___ GIVEN RECORDS

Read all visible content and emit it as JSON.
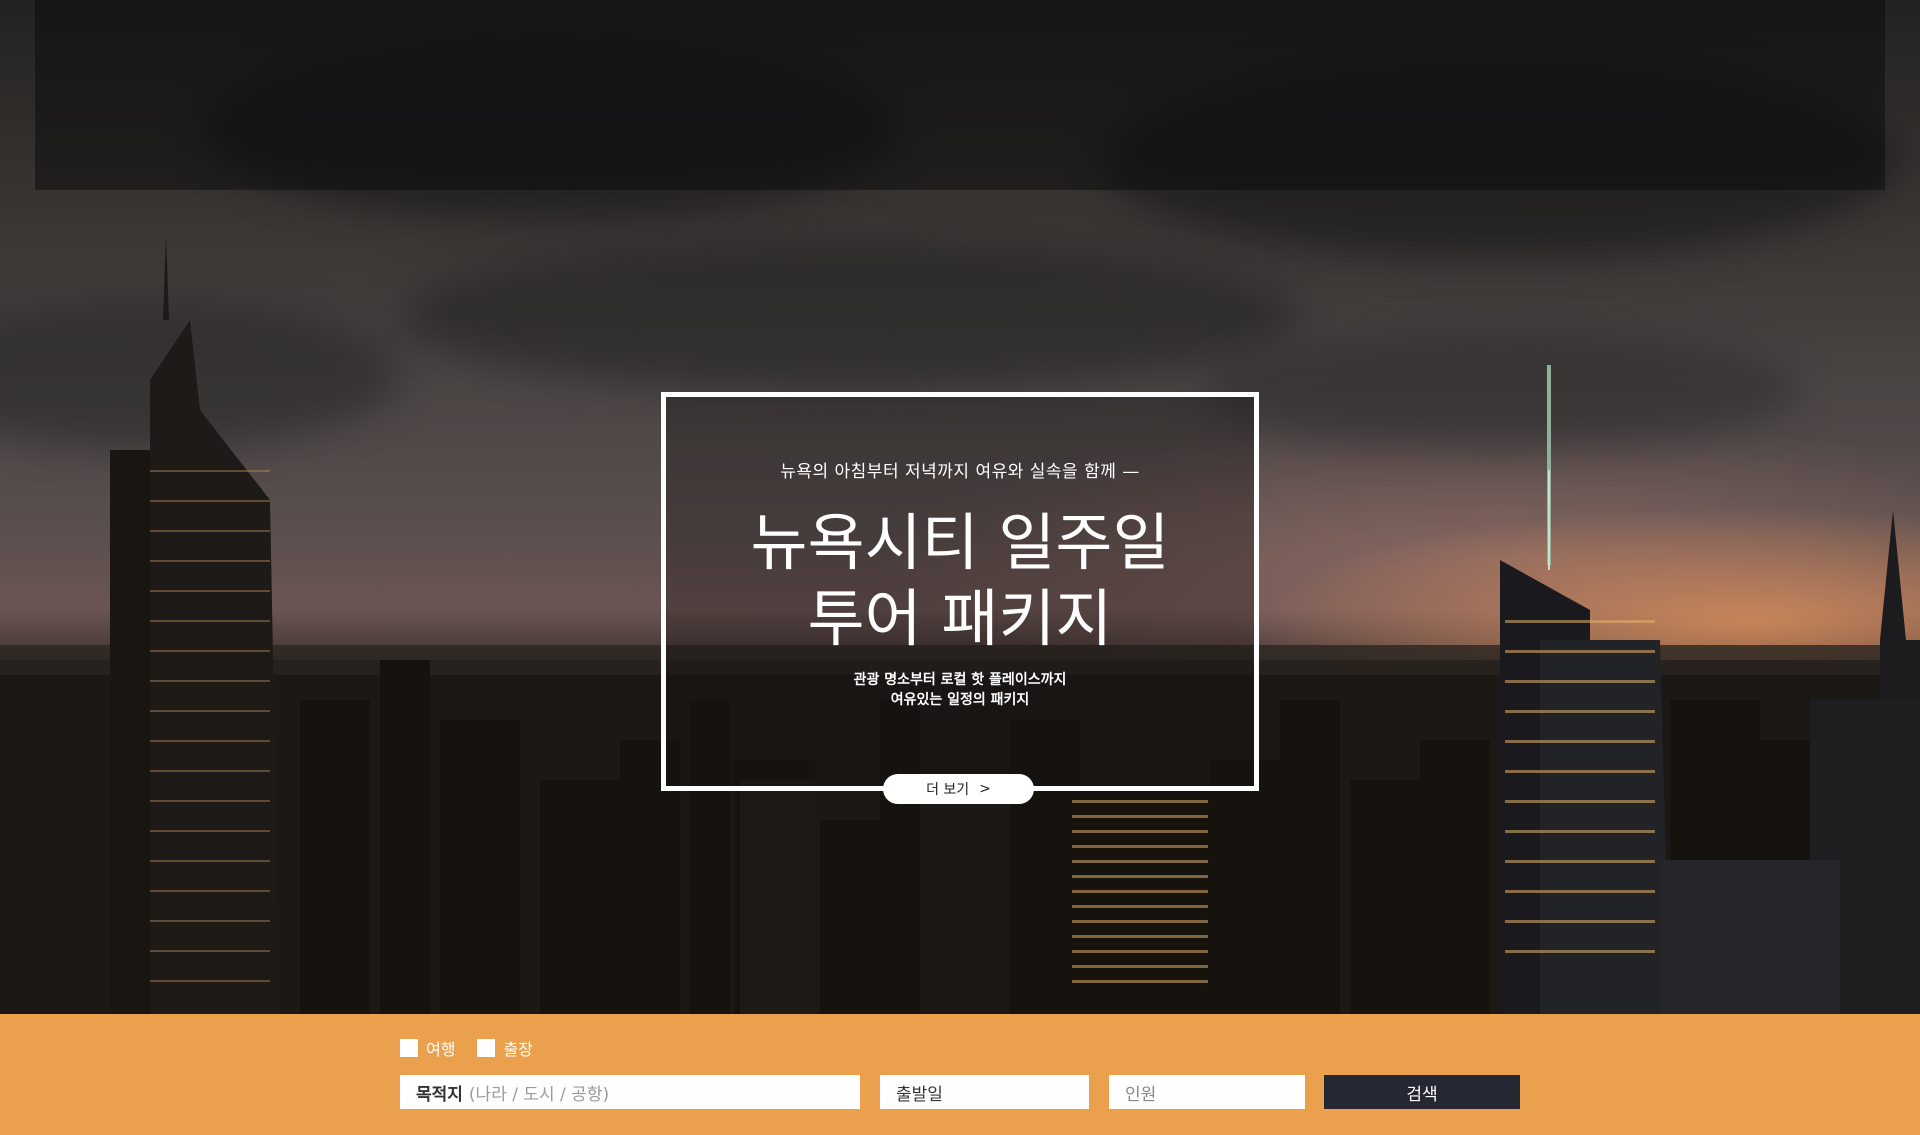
{
  "hero": {
    "subtitle": "뉴욕의 아침부터 저녁까지 여유와 실속을 함께 —",
    "title_line1": "뉴욕시티 일주일",
    "title_line2": "투어 패키지",
    "desc_line1": "관광 명소부터 로컬 핫 플레이스까지",
    "desc_line2": "여유있는 일정의 패키지",
    "more_label": "더 보기",
    "more_icon": ">"
  },
  "search": {
    "options": [
      {
        "label": "여행",
        "checked": false
      },
      {
        "label": "출장",
        "checked": false
      }
    ],
    "destination_label": "목적지",
    "destination_placeholder": "(나라 / 도시 / 공항)",
    "date_placeholder": "출발일",
    "people_placeholder": "인원",
    "search_label": "검색"
  },
  "colors": {
    "accent": "#eaa04d",
    "button_dark": "#252833"
  }
}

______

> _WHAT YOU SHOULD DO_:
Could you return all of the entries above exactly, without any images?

> _COMPLETED TASK_:
Read all visible content and emit it as JSON.
{
  "hero": {
    "subtitle": "뉴욕의 아침부터 저녁까지 여유와 실속을 함께 —",
    "title_line1": "뉴욕시티 일주일",
    "title_line2": "투어 패키지",
    "desc_line1": "관광 명소부터 로컬 핫 플레이스까지",
    "desc_line2": "여유있는 일정의 패키지",
    "more_label": "더 보기",
    "more_icon": ">"
  },
  "search": {
    "options": [
      {
        "label": "여행",
        "checked": false
      },
      {
        "label": "출장",
        "checked": false
      }
    ],
    "destination_label": "목적지",
    "destination_placeholder": "(나라 / 도시 / 공항)",
    "date_placeholder": "출발일",
    "people_placeholder": "인원",
    "search_label": "검색"
  },
  "colors": {
    "accent": "#eaa04d",
    "button_dark": "#252833"
  }
}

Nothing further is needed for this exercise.